|8.21||Affected; migrate to 9.1(7) or later|
|8.31||Affected; migrate to 9.1(7) or later|
|8.61||Affected; migrate to 9.1(7) or later|
Further details can be found at the below url
When it comes to treating an Application every vendor has a way of treating an App, most of the traditional firewalls treats Applications mostly on port numbers. For example traditional Firewalls treats DNS as port 53 application. And a rule is configured in traditional firewall to allow port 53 for DNS traffic . Suppose an evasive application like BitTorrent attempts to use port 53 for P2P file sharing. The traditional firewall cannot stop an evasive application unless an external IPS appliance is involved.
How ever Palo Alto Networks Next Generation Firewalls treats an Application in different way. First of all Palo Alto defines application as
” a specific program or feature that can be detected, monitored and blocked if required”
This approach of Palo Alto towards an application is what making them outstanding and hence they are the leaders when it comes to Next Generation Firewalls. Till date they are the leaders even in Gartner Magic Quadrant.
By adopting multiple tactics to classify an application, When configured to only allow DNS as an application, Palo Alto Networks Next Generation Firewalls are in position them to block all kind of traffic on port 53 except DNS.
Palo Alto Networks Next Generation Firewalls have complete visibility of the complete traffic flow and pattern, hence they are very affective as a Next Generation Firewall.
The era of technology is evolving and trends are moving towards a connected world, be it humans , machines, automobiles or household appliances, people are making efforts to connect them. So did the word “Internet of Things” (IoT) emerged. I could see Cisco is quite serious on this direction and are making a great progress.
With the intent of acquiring a startup company Jasper Technologies,Inc., based in Santa Clara which delivers cloud-based IoT service platforms, Cisco is further enhancing its stake in IoT segment. It’s the commitment , delivery and acquisitions what made Cisco stronger in many technology domains. I believe this acquisition of Cisco will make them pioneers in the IoT segment.
“I am excited about the opportunity for Cisco and Jasper to accelerate how customers recognize the value of the Internet of Things,” said Chuck Robbins, Cisco Chief Executive Officer. “Together, we can enable service providers, enterprises and the broader ecosystem to connect, automate, manage, and analyze billions of connected things, across any network, creating new revenue streams and opportunities.”
“IoT has become a business imperative across the globe.
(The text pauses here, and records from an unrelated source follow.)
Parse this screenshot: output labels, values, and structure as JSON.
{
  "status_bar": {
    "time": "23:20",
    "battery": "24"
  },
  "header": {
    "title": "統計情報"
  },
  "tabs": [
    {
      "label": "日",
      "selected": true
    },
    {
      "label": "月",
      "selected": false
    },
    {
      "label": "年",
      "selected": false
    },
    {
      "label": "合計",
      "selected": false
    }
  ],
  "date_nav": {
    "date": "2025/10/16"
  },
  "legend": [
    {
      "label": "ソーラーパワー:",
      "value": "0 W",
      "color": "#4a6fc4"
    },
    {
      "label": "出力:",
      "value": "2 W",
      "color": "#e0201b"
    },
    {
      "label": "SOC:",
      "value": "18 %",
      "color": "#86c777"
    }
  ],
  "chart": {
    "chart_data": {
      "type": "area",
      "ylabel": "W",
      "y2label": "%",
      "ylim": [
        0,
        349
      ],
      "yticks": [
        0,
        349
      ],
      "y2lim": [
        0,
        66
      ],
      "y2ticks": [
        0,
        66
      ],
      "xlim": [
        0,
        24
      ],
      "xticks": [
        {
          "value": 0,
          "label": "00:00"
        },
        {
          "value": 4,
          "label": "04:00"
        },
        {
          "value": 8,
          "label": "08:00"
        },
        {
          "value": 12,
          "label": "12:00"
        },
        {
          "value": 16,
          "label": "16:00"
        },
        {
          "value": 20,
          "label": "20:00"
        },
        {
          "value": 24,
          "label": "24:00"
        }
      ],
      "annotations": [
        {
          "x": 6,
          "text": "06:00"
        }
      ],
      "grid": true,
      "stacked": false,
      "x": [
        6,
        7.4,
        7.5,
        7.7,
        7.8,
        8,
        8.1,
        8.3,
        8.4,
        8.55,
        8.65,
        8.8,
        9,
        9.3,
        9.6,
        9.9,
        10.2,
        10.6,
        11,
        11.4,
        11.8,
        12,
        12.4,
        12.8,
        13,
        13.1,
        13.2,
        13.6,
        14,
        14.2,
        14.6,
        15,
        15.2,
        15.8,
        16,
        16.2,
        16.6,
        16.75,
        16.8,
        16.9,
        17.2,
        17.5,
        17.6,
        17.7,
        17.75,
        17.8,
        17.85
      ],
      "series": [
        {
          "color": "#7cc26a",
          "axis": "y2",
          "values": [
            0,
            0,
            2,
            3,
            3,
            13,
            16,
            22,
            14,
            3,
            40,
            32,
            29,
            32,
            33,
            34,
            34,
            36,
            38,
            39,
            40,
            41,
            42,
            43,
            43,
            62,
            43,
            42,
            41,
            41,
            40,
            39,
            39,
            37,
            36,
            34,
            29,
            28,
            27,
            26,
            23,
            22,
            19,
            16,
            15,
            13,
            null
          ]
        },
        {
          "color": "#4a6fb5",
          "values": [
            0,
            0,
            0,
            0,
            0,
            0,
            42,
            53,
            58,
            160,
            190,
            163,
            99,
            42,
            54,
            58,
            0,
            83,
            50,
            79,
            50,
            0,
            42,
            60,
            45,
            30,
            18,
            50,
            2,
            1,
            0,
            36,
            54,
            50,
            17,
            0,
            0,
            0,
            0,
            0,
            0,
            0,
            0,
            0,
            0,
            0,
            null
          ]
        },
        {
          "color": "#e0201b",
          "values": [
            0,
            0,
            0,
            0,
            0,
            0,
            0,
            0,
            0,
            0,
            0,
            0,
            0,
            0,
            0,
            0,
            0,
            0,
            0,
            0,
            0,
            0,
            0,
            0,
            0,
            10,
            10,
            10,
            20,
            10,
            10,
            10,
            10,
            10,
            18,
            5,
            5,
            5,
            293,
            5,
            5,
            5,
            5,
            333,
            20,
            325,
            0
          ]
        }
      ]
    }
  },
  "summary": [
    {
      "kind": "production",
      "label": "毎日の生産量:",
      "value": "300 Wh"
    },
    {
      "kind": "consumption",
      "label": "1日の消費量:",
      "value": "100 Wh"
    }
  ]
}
Enterprises in every industry need integrated solutions that give them complete visibility and control over their connected services, while also being simple to implement, manage and scale,” said Jahangir Mohammed, Jasper Chief Executive Officer. “By coming together, Jasper and Cisco will help mobile operators and enterprises accelerate their IoT success.”
Cisco is planning to close this acquisition by third fiscal quarter of 2016, and the current CEO of Jasper Technologies CEO Jahangir Mohammed will run the new IoT Software Business unit .